BRIEF — Track down each line below containing the string "Crombach" and copy it.

»»

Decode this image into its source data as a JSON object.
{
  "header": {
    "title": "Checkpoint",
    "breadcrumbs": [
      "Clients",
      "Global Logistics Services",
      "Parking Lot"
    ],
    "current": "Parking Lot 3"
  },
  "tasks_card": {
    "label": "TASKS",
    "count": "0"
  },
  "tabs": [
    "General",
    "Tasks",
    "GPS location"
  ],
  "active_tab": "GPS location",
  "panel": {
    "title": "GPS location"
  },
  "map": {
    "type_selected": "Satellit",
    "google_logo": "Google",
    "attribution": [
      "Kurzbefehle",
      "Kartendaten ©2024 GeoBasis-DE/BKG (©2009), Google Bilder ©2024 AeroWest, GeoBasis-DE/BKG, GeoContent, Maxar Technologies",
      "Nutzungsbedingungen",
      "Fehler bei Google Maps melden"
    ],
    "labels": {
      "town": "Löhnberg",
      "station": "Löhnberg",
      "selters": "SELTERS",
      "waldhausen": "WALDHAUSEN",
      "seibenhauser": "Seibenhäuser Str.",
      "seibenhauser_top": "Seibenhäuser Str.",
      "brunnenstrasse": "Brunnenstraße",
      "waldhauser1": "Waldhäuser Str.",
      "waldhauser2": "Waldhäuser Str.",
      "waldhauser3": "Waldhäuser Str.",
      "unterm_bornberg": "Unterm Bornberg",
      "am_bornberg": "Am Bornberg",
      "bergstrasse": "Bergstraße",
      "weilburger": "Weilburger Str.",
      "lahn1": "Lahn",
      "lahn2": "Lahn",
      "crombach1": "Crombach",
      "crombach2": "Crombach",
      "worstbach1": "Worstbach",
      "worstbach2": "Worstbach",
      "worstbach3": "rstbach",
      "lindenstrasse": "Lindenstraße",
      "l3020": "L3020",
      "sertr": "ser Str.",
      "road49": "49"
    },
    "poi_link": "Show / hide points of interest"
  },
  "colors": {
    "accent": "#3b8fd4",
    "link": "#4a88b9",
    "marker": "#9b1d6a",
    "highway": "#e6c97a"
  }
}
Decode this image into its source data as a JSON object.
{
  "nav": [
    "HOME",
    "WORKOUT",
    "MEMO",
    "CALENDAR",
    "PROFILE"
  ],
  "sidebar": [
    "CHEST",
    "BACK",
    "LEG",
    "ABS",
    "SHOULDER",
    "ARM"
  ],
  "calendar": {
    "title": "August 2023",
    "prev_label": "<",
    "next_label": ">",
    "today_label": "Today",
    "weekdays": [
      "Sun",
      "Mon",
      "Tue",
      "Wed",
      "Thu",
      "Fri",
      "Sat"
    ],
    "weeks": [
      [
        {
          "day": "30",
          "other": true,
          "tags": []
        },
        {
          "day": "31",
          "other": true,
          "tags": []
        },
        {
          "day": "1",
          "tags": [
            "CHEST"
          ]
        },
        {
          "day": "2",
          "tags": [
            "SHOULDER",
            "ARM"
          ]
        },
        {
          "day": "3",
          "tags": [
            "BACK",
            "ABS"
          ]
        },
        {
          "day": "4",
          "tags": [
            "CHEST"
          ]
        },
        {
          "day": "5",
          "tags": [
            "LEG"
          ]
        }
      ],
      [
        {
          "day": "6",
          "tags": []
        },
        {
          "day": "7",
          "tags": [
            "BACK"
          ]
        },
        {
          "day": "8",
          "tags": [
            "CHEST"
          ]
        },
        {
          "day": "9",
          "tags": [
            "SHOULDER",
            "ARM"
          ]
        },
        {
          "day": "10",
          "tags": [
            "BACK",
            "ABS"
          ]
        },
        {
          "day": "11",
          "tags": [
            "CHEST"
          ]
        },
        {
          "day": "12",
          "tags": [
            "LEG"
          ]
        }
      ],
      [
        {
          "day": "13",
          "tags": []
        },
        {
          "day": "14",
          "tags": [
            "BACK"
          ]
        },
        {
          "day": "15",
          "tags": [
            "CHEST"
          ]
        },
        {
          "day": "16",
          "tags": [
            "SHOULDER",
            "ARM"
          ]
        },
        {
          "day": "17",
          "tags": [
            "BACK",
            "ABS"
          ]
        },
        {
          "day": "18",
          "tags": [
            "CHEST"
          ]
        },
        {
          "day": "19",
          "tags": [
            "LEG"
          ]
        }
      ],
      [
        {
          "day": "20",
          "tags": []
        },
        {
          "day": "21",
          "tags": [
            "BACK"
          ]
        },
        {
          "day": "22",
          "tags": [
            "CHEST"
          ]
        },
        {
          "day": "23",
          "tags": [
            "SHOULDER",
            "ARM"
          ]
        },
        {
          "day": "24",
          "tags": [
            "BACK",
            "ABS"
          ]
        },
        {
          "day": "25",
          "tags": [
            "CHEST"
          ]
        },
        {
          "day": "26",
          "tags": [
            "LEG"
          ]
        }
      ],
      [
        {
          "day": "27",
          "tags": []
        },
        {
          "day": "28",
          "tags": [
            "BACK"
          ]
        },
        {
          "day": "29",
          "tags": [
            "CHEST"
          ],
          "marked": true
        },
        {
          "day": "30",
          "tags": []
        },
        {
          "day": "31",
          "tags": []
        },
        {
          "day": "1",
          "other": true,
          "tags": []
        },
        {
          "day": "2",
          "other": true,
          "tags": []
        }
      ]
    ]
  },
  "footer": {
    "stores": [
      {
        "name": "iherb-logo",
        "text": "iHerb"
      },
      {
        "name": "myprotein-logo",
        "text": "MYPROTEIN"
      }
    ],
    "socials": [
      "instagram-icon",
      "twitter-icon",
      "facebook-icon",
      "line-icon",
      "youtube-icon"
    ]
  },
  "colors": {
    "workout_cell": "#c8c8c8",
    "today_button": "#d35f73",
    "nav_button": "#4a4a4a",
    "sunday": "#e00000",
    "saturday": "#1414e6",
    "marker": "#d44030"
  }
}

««

EXERCISE SOLUTION —
      "crombach1": "Crombach",
      "crombach2": "Crombach",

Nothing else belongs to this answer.